I looked up and it was there again, the stain, a growing blight of nasty, brown concentric rings.
”Out, out, damn spot!“ I shouted, but it remained.
It will fade with time as it always does, but when the rain comes again so shall the spot.
This weekend I went into my attic to investigate the cause. That's not as easy as you might think. Long ago attics were made with floors, but apparently that is no longer in vogue.
Indeed, most of the houses my parents owned in my youth had those attics that had a floor, in the form of sheets of bare plywood, over maybe half and then if you wanted to go somewhere else you had to walk on the beams. That's bad enough, but my house has a bonus difficulty.
Instead of laying out flat sheets of insulation between the beams, the builder just sprayed chunks of the stuff everywhere. With the exception of maybe 10 square feet of plywood flooring, now taken up with dusty boxes of stuff, my attic is a fluffy pool of fiberglass with no beams apparent.
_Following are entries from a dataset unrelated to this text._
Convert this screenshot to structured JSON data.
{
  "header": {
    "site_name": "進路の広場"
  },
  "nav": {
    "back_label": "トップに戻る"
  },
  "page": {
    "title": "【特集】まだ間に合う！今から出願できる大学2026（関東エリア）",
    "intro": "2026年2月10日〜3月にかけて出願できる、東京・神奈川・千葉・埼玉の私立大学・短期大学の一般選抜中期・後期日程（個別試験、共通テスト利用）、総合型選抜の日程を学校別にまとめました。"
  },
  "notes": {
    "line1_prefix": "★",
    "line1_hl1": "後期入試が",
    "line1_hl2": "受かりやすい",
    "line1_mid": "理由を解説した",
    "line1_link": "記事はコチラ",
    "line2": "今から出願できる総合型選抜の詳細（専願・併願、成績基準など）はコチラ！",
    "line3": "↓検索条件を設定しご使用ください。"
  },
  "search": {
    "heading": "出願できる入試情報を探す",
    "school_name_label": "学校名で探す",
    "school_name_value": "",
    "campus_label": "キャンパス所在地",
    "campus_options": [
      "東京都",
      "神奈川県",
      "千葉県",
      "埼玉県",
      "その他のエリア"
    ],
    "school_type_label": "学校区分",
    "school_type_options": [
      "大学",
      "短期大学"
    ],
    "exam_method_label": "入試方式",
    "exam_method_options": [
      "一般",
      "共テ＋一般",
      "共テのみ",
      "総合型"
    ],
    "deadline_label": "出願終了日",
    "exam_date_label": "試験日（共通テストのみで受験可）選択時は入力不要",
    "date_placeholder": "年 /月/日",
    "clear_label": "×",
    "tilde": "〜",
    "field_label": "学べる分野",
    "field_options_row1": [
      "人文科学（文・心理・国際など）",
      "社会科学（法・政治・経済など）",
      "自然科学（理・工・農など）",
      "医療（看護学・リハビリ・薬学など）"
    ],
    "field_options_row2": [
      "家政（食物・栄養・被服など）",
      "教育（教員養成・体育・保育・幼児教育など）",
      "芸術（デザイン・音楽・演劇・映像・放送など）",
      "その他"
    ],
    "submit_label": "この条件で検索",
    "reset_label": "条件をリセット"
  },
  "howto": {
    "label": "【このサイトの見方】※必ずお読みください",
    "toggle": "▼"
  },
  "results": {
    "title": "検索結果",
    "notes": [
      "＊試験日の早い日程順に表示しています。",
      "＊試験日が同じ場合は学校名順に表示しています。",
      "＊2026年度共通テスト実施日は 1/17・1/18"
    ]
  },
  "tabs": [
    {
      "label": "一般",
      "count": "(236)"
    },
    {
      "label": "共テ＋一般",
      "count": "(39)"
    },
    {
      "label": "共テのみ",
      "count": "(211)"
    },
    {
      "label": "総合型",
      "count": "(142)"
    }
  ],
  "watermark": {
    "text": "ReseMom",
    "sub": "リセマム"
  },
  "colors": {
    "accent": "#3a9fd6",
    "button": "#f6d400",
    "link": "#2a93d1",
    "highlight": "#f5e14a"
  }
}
So I had to cover as much of my flesh as possible, donning shoes, jeans, a long-sleeved shirt and gloves to defend myself against a case of the itchies. And then I had to negotiate a line of wooden braces, placing my feet in the joint so they were squeezed uncomfortably by the wooden beams that joined at an angle that was far more narrow than my feet. I also had to duck under some ducts while moving from perch to perch.
However, once I got the hang of it, and overcame my fear that the ceiling would somehow collapse under my weight, I began to enjoy the adventure of journeying into a part of my own home in which I had never been. And I've lived there for three years.
The source of the spot was not a leak, which is good because that could have meant serious trouble and a horrific depletion of funds. It appears that the rain is coming in from an air-vent pipe and leaking through a joint in that pipe.
Of course, to really fix that problem I'll have to go up on the roof, a dizzying experience that can make the 7-foot drop from my eaves seem like looking down from the edge of a skyscraper. But I'll do it, of course, because God forbid I should spend money on a handyman while I'm able-bodied and young enough to recover quickly from broken bones.
This is home ownership. Sometimes I yearn for the simple days, the salad days, the ”Tell the landlord to fix that“ days.
Gone forever, those, or at least for the foreseeable future.
If I want the spot out, then I da ... darn well better do it myself.
Ed Brock covers public safety and municipal governments for the News Daily. He can be reached at (770) 478-5753 ext. 254 or at firstname.lastname@example.org .